# PROMPT
Show, in full, each line of the data that contains "Debugger".

# Data records for software interfaces
☆ ☆ ☆ ☆
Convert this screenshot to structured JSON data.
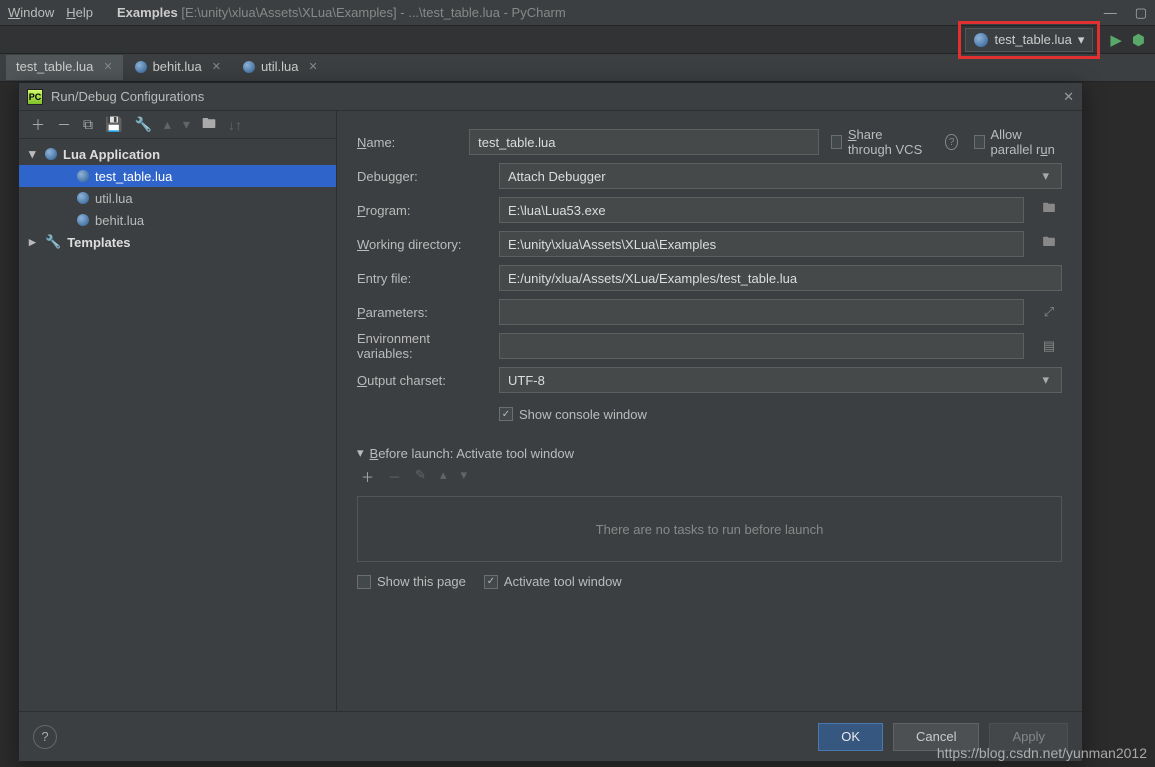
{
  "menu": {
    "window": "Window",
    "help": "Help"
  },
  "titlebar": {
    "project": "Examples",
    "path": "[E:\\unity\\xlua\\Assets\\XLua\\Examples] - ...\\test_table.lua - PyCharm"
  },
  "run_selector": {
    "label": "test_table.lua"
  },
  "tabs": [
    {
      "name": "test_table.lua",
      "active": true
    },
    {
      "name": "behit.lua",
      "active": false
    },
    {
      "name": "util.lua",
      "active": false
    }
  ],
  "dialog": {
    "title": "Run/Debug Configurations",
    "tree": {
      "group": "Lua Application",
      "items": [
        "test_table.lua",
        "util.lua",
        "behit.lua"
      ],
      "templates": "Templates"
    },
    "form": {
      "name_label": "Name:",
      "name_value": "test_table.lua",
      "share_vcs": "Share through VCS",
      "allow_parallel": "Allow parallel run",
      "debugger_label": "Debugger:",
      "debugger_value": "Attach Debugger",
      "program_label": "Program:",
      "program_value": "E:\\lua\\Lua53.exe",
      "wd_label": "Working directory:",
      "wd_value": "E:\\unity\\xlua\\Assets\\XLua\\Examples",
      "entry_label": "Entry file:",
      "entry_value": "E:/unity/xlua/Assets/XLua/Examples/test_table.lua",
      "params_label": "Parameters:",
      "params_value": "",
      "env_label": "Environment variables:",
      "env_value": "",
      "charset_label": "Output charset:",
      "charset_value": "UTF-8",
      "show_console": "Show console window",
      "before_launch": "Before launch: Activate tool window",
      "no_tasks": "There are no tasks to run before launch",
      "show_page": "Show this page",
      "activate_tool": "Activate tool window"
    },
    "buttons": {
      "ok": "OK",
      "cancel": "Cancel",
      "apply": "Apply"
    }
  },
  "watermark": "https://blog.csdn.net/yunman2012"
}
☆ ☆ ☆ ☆
# EXERCISE RESULT
      "debugger_label": "Debugger:",
      "debugger_value": "Attach Debugger",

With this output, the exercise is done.